Nobody likes being left in the dark. One of a project manager’s duties is to inform upper management of the status of your project. In order to do this, it is absolutely critical that you receive frequent updates from your team on their progress. Project Managers also need to be updated to make sure goals will be met on time and that every team member is operating effeciently.
In order to make these updates effective, you need to have a clear, defined process that is easy to follow and yet provides sufficient detail. Read on for more tips and a free template.
Process and a Template
A good process should include the following characteristics:
It is one-directional. The updates from the lowest level should be comprehensive enough that the project manager does not need to go back and ask for clarification or missing information.
It is timely. Set a rigid and strict deadline for receiving updates. Ensure there is enough buffer time to create the management update.
It is consistent. Using a project management template is the ideal way to get the team to provide status updates. Once people get the hang of it, they consistently know which areas to fill and what is expected from them. It is equally important to have to be consistent. Need something to get started? Try this weekly status report template available to download here.
There are no surprises. Any major issues should not be discovered or communicated only through this update process.

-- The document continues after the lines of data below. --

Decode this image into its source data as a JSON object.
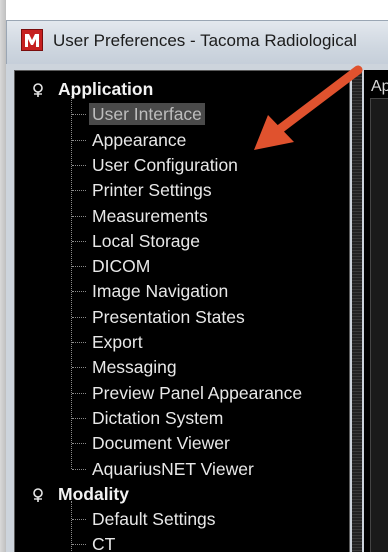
{
  "window": {
    "title": "User Preferences - Tacoma Radiological"
  },
  "right_panel": {
    "label": "Ap"
  },
  "tree": {
    "groups": [
      {
        "label": "Application",
        "items": [
          "User Interface",
          "Appearance",
          "User Configuration",
          "Printer Settings",
          "Measurements",
          "Local Storage",
          "DICOM",
          "Image Navigation",
          "Presentation States",
          "Export",
          "Messaging",
          "Preview Panel Appearance",
          "Dictation System",
          "Document Viewer",
          "AquariusNET Viewer"
        ],
        "selected_index": 0
      },
      {
        "label": "Modality",
        "items": [
          "Default Settings",
          "CT"
        ],
        "selected_index": -1
      }
    ]
  },
  "annotation": {
    "arrow_color": "#e0522e",
    "points_to": "User Configuration"
  },
  "colors": {
    "tree_background": "#000000",
    "selection_background": "#4a4a4a",
    "app_icon": "#c62020"
  },
  "icons": {
    "app": "radiology-app-icon",
    "expander": "pushpin-expander-icon"
  }
}
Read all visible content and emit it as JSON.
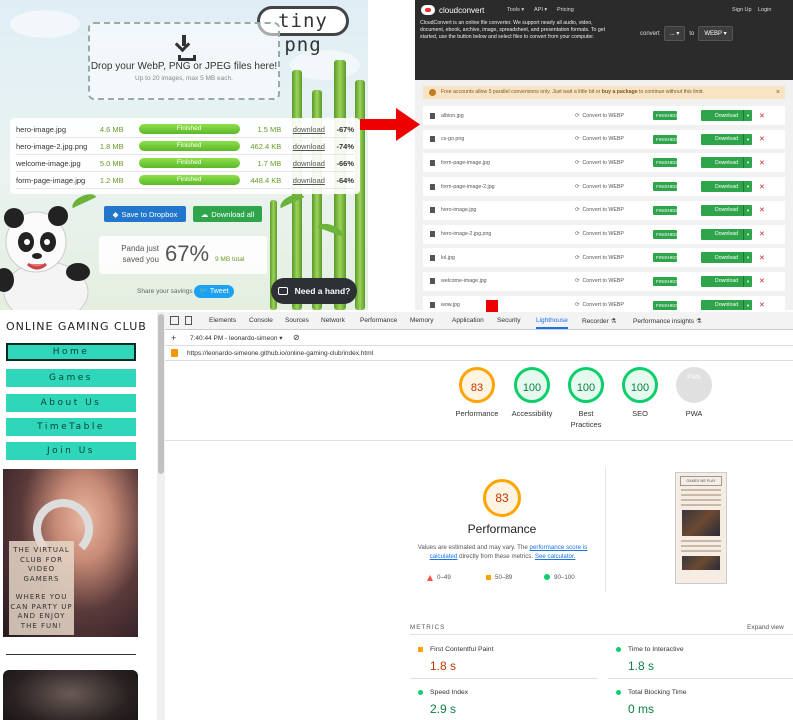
{
  "tinypng": {
    "logo": "tiny png",
    "drop_title": "Drop your WebP, PNG or JPEG files here!",
    "drop_sub": "Up to 20 images, max 5 MB each.",
    "files": [
      {
        "name": "hero-image.jpg",
        "size": "4.6 MB",
        "status": "Finished",
        "new_size": "1.5 MB",
        "link": "download",
        "saved": "-67%",
        "progress": 1.0
      },
      {
        "name": "hero-image-2.jpg.png",
        "size": "1.8 MB",
        "status": "Finished",
        "new_size": "462.4 KB",
        "link": "download",
        "saved": "-74%",
        "progress": 1.0
      },
      {
        "name": "welcome-image.jpg",
        "size": "5.0 MB",
        "status": "Finished",
        "new_size": "1.7 MB",
        "link": "download",
        "saved": "-66%",
        "progress": 1.0
      },
      {
        "name": "form-page-image.jpg",
        "size": "1.2 MB",
        "status": "Finished",
        "new_size": "448.4 KB",
        "link": "download",
        "saved": "-64%",
        "progress": 1.0
      }
    ],
    "save_dropbox": "Save to Dropbox",
    "download_all": "Download all",
    "panda_saved": "Panda just saved you",
    "percent": "67%",
    "total": "9 MB total",
    "share": "Share your savings",
    "tweet": "Tweet",
    "help": "Need a hand?"
  },
  "cloudconvert": {
    "logo": "cloudconvert",
    "nav": [
      "Tools ▾",
      "API ▾",
      "Pricing",
      "Sign Up",
      "Login"
    ],
    "description": "CloudConvert is an online file converter. We support nearly all audio, video, document, ebook, archive, image, spreadsheet, and presentation formats. To get started, use the button below and select files to convert from your computer.",
    "convert_label": "convert",
    "from_value": "... ▾",
    "to_label": "to",
    "to_value": "WEBP ▾",
    "notice_a": "Free accounts allow 5 parallel conversions only. Just wait a little bit or ",
    "notice_b": "buy a package",
    "notice_c": " to continue without this limit.",
    "notice_close": "×",
    "convert_to": "Convert to WEBP",
    "finished": "FINISHED",
    "download": "Download",
    "files": [
      "albion.jpg",
      "cs-go.png",
      "form-page-image.jpg",
      "form-page-image-2.jpg",
      "hero-image.jpg",
      "hero-image-2.jpg.png",
      "lol.jpg",
      "welcome-image.jpg",
      "wow.jpg"
    ]
  },
  "gaming_club": {
    "title": "ONLINE GAMING CLUB",
    "nav": [
      "Home",
      "Games",
      "About Us",
      "TimeTable",
      "Join Us"
    ],
    "active_index": 0,
    "hero_text_1": "THE VIRTUAL CLUB FOR VIDEO GAMERS",
    "hero_text_2": "WHERE YOU CAN PARTY UP AND ENJOY THE FUN!"
  },
  "devtools": {
    "tabs": [
      "Elements",
      "Console",
      "Sources",
      "Network",
      "Performance",
      "Memory",
      "Application",
      "Security",
      "Lighthouse",
      "Recorder ⚗",
      "Performance insights ⚗"
    ],
    "active_tab": "Lighthouse",
    "report_time": "7:40:44 PM - leonardo-simeon ▾",
    "url": "https://leonardo-simeone.github.io/online-gaming-club/index.html",
    "scores": [
      {
        "label": "Performance",
        "value": "83",
        "level": "orange"
      },
      {
        "label": "Accessibility",
        "value": "100",
        "level": "green"
      },
      {
        "label": "Best Practices",
        "value": "100",
        "level": "green"
      },
      {
        "label": "SEO",
        "value": "100",
        "level": "green"
      },
      {
        "label": "PWA",
        "value": "PWA",
        "level": "grey"
      }
    ],
    "perf_score": "83",
    "perf_title": "Performance",
    "perf_desc_1": "Values are estimated and may vary. The ",
    "perf_desc_link1": "performance score is calculated",
    "perf_desc_2": " directly from these metrics. ",
    "perf_desc_link2": "See calculator.",
    "legend": [
      "0–49",
      "50–89",
      "90–100"
    ],
    "thumb_header": "GAMES WE PLAY",
    "metrics_heading": "METRICS",
    "expand_view": "Expand view",
    "metrics": [
      {
        "name": "First Contentful Paint",
        "value": "1.8 s",
        "level": "orange"
      },
      {
        "name": "Time to Interactive",
        "value": "1.8 s",
        "level": "green"
      },
      {
        "name": "Speed Index",
        "value": "2.9 s",
        "level": "green"
      },
      {
        "name": "Total Blocking Time",
        "value": "0 ms",
        "level": "green"
      }
    ]
  },
  "colors": {
    "tinypng_green": "#5cb82a",
    "cc_green": "#2ea54a",
    "teal_nav": "#2fd6b9",
    "arrow_red": "#ee0000",
    "lh_green": "#0cce6b",
    "lh_orange": "#ffa400"
  }
}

Serious problems or issues should be brought to the project manager’s attention immediately.
It is documented. Regular updates are part of the project communication plan. Make sure that the process is clearly documented to include: who is part of this update, what is being updated, how it is being updated, why the update is happening, how often the updates happen and the channels in which it will take place.
Implementing the Weekly Updates

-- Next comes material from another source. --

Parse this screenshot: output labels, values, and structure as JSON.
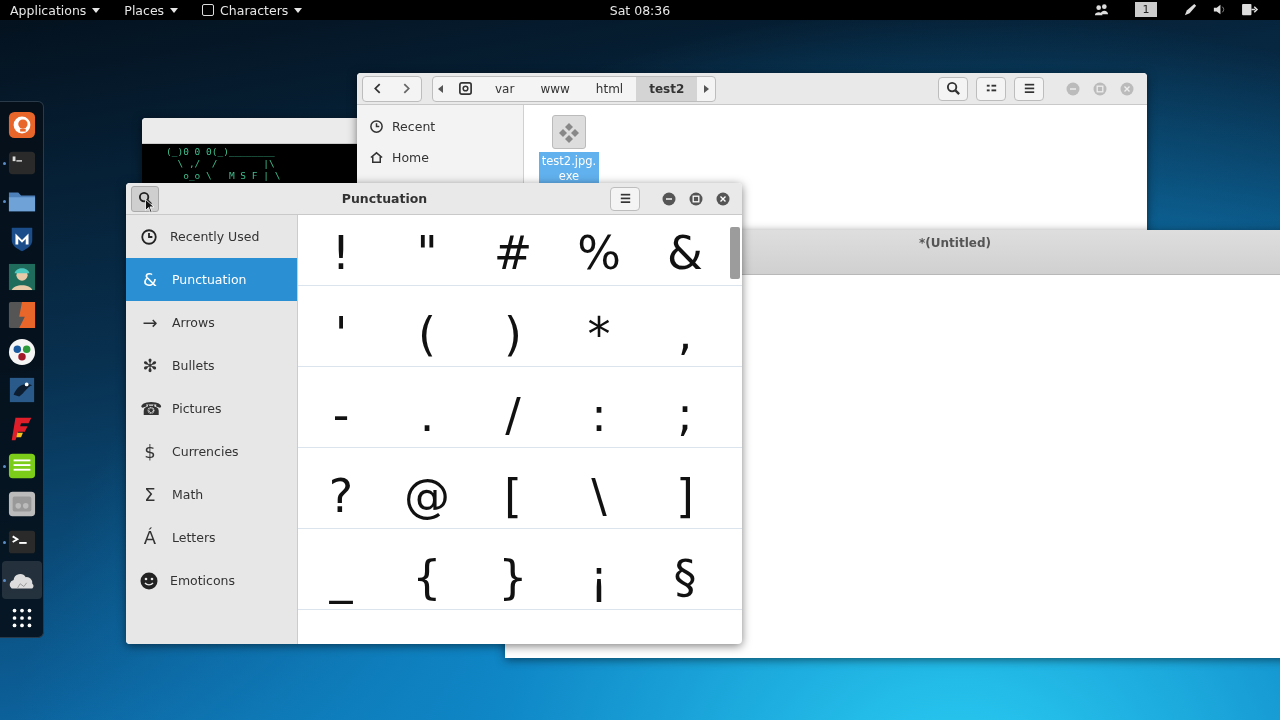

Even if the progress is small and updates minimal, it is still important to be getting the updates. These little pulse checks in the project ensure that as a project manager, you are on top of your game and there are no last-minute surprises. It also enables transparency of the project on all levels and can help you gauge whether there are any problems in the pipeline and to plan accordingly.
To implement this process, you need buy-in. Sit down all members of your team and brainstorm how you can effectively do this as a team. Have your templates distributed and get their feedback on framework and reporting details. This is equally important with management. You will need to ask them what level of details they are looking for and how often they want updates. By gathering user requirements for this “mini”-projects, you can merge the two to create a process that is universally accepted and acknowledged.